1600–1700

Pietro Ricchi

(Lucca, 1606 – Udine, 1675)

Judith
(1660−1670), oil, canvas, 131,2 x 105,3 cm

NG S 1271, National Gallery of Slovenia, Ljubljana
The motif of this wonderful painting is taken from the Bible (Judith 13, 1–9) and shows Judith just after she has cut off Holofernes’ head (his corpse can be seen in the background on the left) and is handing it to a maid to put it into a sack. The heroine is gazing to the heavens and thanking the Lord.

The style of the picture is characteristic of Pietro Ricchi’s late period and should thus probably be dated to the time around 1660–1670. The brushwork and the way in which the draperies fall are very similar to those on the Ecstasy of Saint Theresa of Avila in the Museo Civico in Udine, which also dates from the last years of the painter’s life. Judith’s face bears a remote resemblance to Guido Reni’s painting of the same motif, which is kept in the Galleria Spada in Rome, but the influence of Milan and Venice, which is particularly obvious in the lower part of the figure, can also be seen.

Restored: 1960, ZSV, Ljubljana.
Provenance: Joco Novaković collection, Belgrade; the painting was sold before World War II; in the Narodna galerija since 1950.
Exhibitions: 1960, Ljubljana, No. 24; 1983, Ljubljana, No. 16.
Lit.: Cevc 1960, pp. 21–22, Cat. No. 24, Fig. 15 (Giovanni Andrea Donducci, called Il Mastelletta); Gamulin 1961a, pp. 101, 107, Fig. 5 (Giovanni Andrea Mastelletta); Gamulin 1964, pp. 127, 133, Fig. 76 (Mastelletta); Rizzi 1972, p. 133, No. 24 (Tuscan (?), 17C); Gamulin 1973 –74, pp. 83–84, Fig. on p. 84; Zeri [& Rozman] 1983, p. 111, Cat. No. 16, Fig. 17; Poggetto 1996, p. 386, Cat No. and Fig. 290.

From Mannerism to Baroque

Although imported early-Baroque works prevailed in this period and those by itinerant artists, the 17th century paved the way for the future. The political circumstances in the region were relatively stabilized in spite of the Thirty Year War and the patronage gradually grew stronger.

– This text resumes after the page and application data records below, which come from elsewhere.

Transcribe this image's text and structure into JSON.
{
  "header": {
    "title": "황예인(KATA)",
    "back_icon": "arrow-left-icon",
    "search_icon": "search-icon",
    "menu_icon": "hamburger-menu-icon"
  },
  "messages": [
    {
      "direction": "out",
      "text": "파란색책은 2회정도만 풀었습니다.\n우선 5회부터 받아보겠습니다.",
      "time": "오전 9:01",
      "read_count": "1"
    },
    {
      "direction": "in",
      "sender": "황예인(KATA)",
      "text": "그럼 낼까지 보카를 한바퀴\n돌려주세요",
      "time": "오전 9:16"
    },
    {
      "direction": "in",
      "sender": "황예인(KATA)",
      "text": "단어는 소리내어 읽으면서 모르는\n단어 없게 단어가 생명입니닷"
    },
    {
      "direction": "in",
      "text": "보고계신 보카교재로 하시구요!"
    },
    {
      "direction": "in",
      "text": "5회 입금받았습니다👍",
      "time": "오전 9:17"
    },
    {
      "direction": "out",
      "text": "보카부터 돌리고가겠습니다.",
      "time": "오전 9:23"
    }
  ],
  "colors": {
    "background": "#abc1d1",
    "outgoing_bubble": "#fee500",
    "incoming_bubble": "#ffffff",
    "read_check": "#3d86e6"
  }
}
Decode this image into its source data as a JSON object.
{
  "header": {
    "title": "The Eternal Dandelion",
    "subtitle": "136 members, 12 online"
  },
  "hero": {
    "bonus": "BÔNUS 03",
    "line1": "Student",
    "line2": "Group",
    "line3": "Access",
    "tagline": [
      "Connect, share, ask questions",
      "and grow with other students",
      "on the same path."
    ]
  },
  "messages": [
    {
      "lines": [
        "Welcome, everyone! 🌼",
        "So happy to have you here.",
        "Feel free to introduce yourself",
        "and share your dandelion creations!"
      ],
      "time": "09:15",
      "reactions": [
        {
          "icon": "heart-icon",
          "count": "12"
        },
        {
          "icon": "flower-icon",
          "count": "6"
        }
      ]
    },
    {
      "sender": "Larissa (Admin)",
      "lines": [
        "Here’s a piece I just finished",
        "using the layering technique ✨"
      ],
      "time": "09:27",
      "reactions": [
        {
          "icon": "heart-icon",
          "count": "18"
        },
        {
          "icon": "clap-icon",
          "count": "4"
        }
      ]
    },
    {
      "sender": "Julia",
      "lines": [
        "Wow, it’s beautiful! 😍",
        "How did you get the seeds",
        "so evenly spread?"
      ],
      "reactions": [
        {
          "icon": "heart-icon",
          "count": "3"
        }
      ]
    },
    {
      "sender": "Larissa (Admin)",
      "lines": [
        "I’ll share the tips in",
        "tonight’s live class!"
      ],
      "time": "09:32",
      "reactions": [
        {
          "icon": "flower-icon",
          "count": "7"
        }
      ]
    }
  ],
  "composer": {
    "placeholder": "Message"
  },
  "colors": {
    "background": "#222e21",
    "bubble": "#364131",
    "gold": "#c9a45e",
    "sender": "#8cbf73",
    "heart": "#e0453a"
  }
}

The arrival of the Jesuits in Ljubljana, the activity of the polymath Johann Weichard Valvasor, particularly his graphic workshop at Bogenšperk/Wagensperg Castle, and the foundation of the Academia operosorum at the end of the century were the key events of the time. 

Characteristic of sculptural production on the Slovenian territory in the 17th century were the so-called “golden altars”. As a rule, these were gilded and polychrome carved wooden retables with rich ornamentation, first with crustaceous patterns which turned into vine and grapes that covered architectural framework until the achantus foliage took over and obliterated architectural structure completely. The making of golden altars included several branches of fine arts: prints, carving, gilding, painting. Religious painting of the first half of the century still contains Mannerist elements; in the second half also secular motifs became more numerous, particularly genre scenes and aristocratic portraits. The artworks mainly echo northern early-Baroque influences. 

Noteworthy among the newcomers who settled in Carniola with their workshops were the painter and gilder Hans Georg Geiger von Geigerfeld in the mid-century, who had moved to Carniola from the region of the Central Alps, and the Fleming Almanach in the third quarter of the 17th century, known only by his nickname, who worked here only for a few years. The extraordinary productivity and skills of the latter are evidenced by his rare surviving works, mentions in Valvasor’s books, and aristocratic probate inventories.